On November 13th, 2015, Paris endured terrorist attacks in certain districts, killing 130 civilians and injuring 350. Two days later, the president Francois Hollande proclaimed a state of emergency, leading to a series of warrantless house searches and enforced house arrests. Such a state normally only lasts for twelve days. Being so far away from my hometown, I was already shocked to realize that the streets I have walked on, danced on and sat on, did not represent the same safe space to a lot of inhabitants. Through telephone conversational waves, I have heard of friends feeling frustrated to drink on terraces or to listen to music during their daily subway rides. The proclamation of the emergency state enhanced my shock even more. I was losing touch with the stability I always associated with my home.
On another note, the attacks revived memories of what France used to be, with its accessible freedom and laissez-vivre. A France where the people drink for hours on end on the banks of the river, where the people bike around in the narrow streets, where every terrace is filled up as soon as the sun settles itself in the summer days.
At the moment, the people are trying to grasp their own concept of patriotism. Following the attacks, the country has seen an unusual selling record of flags. The thought of putting a flag on a balcony or a door in any city was inconceivable before. However, now the inhabitants are proud to display their flags and they are rather discernable within the city.

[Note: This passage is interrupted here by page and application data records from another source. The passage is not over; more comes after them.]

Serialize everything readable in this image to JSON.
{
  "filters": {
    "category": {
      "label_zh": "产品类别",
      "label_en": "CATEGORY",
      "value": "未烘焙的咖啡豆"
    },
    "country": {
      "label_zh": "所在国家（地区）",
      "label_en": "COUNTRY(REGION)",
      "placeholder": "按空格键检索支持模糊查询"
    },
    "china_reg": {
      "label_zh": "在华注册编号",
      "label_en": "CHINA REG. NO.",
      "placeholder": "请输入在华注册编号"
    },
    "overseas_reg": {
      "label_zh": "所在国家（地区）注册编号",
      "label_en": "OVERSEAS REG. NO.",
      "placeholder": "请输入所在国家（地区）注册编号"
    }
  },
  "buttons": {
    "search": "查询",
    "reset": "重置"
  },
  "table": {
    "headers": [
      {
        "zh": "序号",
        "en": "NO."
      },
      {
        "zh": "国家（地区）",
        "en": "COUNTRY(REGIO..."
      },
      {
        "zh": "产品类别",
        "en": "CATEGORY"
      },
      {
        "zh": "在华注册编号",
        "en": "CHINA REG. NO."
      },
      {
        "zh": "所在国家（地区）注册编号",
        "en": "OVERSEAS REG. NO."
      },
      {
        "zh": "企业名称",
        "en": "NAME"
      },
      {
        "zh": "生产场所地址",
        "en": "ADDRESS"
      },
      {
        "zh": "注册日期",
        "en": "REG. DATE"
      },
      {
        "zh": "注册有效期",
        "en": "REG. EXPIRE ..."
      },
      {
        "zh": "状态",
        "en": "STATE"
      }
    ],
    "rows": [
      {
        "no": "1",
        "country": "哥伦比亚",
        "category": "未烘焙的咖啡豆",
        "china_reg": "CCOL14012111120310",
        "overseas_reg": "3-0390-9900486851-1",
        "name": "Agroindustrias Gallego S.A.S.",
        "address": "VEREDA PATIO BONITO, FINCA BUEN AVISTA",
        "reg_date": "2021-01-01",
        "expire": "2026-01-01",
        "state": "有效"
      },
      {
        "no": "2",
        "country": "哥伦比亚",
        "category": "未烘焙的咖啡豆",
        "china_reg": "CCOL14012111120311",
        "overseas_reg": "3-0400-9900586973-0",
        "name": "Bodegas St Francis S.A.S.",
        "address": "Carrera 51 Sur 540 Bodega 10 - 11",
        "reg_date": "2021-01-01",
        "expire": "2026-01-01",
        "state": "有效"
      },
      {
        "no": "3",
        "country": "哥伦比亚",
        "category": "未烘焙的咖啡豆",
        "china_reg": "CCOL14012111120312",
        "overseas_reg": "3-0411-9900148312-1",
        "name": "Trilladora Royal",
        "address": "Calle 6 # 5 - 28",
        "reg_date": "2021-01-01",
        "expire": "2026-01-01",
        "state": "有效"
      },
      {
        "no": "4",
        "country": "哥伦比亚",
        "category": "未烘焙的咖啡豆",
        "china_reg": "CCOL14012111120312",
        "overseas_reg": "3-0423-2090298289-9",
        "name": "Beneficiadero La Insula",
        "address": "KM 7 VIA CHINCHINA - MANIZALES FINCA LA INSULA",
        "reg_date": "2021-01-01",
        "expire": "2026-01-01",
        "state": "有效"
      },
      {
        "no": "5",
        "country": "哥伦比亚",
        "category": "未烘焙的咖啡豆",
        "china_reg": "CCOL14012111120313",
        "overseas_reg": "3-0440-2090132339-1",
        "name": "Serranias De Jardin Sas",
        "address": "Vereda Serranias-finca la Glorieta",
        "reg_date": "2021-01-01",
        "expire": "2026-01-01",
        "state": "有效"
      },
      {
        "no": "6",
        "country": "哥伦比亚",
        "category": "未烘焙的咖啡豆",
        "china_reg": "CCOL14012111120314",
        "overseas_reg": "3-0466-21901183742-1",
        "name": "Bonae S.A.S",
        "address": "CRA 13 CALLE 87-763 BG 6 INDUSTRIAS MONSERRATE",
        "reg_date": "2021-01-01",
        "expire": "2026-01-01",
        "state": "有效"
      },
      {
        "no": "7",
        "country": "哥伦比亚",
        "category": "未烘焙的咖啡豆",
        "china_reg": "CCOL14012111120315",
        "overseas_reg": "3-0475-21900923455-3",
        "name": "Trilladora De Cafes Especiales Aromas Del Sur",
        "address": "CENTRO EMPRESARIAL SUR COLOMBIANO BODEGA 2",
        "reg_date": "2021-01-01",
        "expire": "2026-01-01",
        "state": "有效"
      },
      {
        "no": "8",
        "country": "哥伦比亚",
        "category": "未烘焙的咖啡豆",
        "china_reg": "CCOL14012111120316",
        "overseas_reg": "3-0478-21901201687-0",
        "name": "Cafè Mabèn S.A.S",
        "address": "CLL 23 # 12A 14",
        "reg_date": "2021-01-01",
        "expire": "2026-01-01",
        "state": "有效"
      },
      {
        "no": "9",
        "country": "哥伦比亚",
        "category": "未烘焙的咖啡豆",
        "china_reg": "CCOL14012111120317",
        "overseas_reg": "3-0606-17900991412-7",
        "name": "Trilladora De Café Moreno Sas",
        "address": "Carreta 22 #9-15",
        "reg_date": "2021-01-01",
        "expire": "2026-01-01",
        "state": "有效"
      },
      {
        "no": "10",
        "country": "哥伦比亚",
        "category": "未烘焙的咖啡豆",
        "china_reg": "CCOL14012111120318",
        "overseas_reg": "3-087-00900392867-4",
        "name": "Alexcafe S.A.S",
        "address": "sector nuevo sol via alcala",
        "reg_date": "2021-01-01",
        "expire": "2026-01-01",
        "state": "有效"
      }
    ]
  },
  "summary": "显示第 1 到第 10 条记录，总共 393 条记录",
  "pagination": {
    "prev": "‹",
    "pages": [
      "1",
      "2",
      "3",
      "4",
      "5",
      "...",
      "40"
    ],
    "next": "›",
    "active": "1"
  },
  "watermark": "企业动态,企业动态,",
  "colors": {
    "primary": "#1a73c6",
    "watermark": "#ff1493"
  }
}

In May of 2015, Brazil confirmed its first case of a viral infection that has since gone on to become a recent outbreak. This marked yet another sporadic outbreak of the Zika virus.
The Zika virus was first discovered in humans in 1952. Since then, there have been reports of the it affecting communities in the Pacific Islands, the Americas and parts of Africa. The current outbreak is concentrated primarily in the Americas, where 28 countries are reported to have active Zika transmission.
Zika and the United States
In the United States there have been 84 reported cases of Zika infections during this outbreak. However, all these cases result from travel-associated infections, where the individual was exposed to the virus overseas. There are zero cases of citizens contracting the Zika while in the United States.
On February 8th, the White House provided information regarding the virus. The press release states that the Administration has asked congress for $1.8 billion in emergency funding to end to Zika locally and internationally.
From the IMPACT Archives December 2014
By Sam Friedlander
They’re calling them the Lost Generation.
Back home, my generation is the iGeneration, the Selfie Generation, the Hashtag Generation. Cute, clever titles gently mock our self-obsession and reliance on technology.
In Syria, they’re the Lost Generation. It’s not cute, it’s not clever, but it might be true, and that’s heartbreaking. An entire Syrian generation isn’t being educated, and the consequences could be dire for Syria’s future.